“He’s brought the leadership we needed to make the necessary progress now being documented in multiple performance measures,” Waters said. “There is clearly more work to be done, and we would be delighted to continue to partner with him and the School Board to build on this initial success.”
Over his four years in Duval, Vitti has improved graduation rates and the district has gone from a C state grade to a B, even as state academic standards and exams got tougher.
Wayne Weaver, a businessman and chairman of the Quality Education for All fund: “It would be a tremendous loss for the district to lose Dr. Vitti.”
Yet among African-American leaders, the reaction is mixed. Some say Vitti targeted low-income and high-minority schools for initiatives; it would be a shame if he leaves before he was close to finishing them.
“All of us know that transformation takes years,” said the Rev. John Guns, senior pastor at St. Paul Missionary Baptist Church, which houses one of Duval’s out-of-school suspension programs.

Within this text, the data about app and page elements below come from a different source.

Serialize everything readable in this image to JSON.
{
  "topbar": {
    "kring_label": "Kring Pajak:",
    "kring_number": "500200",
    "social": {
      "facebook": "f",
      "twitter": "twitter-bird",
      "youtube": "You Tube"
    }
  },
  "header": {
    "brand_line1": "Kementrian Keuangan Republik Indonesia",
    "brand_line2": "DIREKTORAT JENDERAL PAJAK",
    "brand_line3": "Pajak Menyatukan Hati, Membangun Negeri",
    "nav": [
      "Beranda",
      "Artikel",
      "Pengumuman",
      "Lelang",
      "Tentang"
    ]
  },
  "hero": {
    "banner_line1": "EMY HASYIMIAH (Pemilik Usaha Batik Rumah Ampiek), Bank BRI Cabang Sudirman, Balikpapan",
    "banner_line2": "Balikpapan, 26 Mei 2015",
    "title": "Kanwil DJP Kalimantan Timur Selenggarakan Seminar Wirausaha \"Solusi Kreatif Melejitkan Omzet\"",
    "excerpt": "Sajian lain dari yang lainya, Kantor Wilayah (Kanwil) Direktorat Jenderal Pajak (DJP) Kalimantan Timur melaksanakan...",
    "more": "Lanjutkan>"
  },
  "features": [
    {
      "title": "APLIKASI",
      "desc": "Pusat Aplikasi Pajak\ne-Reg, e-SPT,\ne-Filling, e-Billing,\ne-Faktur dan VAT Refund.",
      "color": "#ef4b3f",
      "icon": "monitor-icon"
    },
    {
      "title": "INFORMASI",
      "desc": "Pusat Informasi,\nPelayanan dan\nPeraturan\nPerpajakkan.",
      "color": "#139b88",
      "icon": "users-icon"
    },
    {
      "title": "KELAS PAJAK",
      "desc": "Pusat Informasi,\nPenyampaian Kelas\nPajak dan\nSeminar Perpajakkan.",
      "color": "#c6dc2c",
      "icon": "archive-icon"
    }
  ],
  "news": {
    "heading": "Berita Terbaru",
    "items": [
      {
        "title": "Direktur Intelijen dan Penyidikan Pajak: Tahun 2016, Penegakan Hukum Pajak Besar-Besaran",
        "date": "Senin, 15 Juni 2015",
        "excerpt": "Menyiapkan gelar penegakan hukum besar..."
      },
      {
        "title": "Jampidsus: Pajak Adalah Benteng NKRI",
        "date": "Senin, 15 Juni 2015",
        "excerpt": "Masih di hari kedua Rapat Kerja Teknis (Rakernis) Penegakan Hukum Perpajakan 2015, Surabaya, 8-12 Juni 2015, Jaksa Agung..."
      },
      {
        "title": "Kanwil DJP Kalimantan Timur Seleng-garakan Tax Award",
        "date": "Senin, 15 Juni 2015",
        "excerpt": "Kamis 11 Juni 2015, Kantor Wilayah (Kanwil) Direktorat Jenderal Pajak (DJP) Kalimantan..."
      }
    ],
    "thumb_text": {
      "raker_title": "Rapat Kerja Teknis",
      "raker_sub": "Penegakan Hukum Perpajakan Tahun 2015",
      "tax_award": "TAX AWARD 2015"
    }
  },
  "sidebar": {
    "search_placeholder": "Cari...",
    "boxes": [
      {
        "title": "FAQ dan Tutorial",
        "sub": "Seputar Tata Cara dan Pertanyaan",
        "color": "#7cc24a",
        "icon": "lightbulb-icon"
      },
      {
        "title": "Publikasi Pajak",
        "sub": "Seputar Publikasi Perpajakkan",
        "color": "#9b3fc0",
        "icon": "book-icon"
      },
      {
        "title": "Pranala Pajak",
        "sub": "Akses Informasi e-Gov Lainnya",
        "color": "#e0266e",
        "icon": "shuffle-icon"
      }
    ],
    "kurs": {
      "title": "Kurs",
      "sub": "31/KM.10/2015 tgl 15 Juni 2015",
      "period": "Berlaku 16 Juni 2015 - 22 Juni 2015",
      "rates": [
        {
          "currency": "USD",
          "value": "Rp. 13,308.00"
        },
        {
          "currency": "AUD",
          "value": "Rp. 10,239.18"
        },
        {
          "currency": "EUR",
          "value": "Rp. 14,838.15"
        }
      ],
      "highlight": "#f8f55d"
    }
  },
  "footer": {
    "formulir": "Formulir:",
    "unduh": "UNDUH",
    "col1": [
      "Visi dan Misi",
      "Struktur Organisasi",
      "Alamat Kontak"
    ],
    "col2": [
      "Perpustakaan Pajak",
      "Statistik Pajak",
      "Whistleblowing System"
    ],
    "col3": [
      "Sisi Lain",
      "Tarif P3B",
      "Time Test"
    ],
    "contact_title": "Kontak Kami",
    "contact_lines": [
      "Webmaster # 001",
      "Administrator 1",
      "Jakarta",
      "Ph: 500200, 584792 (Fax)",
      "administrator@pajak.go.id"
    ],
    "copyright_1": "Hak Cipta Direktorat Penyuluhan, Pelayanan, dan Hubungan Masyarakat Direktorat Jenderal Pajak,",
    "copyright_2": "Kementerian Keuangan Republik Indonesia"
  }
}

“At one level, I see him as a friend, someone who is committed to the children of the district,” Guns said. “Yet, hearing that he’s leaving … there’s a lot of work that still needs to be done. That’s where I have mixed emotions.”
Other local NAACP leaders were more convinced that Jacksonville would do better seeking a different “change agent.”
“He has done a lot of positive things here, but there are still quite a few negative things going on,” said Elnora Atkins, head of the NAACP of Jacksonville’s education committee and a retired principal.
“There are still a lot of students who can’t read, even in high school,” she said.
“I wanted to see somebody who would improve the reading level for all students. I know it’s not all the superintendent’s fault; some of it’s the parents’ [fault]. But I want somebody who’s going to come in here and walk on water and get things done.”
She said Vitti has failed to make much progress on closing a wide disparity between minorities’ discipline referrals and suspensions at school compared to other student groups.
Still, Vitti has been willing to be open and answer the NAACP’s questions and concerns, Atkins said.
“I wish him all the best in getting the position in Detroit,” she said. “That will give Duval County an opportunity to start over again with someone who is more conducive to children learning.”
Some teachers, too, are of two minds about a possible Vitti departure.
Gregory Sampson, a Duval teacher and blogger, says he is “never a fan … but not a hater” of Vitti. He believes Vitti cares about students and their learning needs, though he may be abrasive at times and he has disrupted the district’s status quo.
“He took the blame for the disruption, but he was doing what he was hired to do,” Sampson wrote in his blog, “disrupt the system in an effort to reform [it] and bring swift results. It didn’t happen. There were higher school grades, but not all schools improved to the level of the goals set.”
Denise Smith Amos: 904-359-4083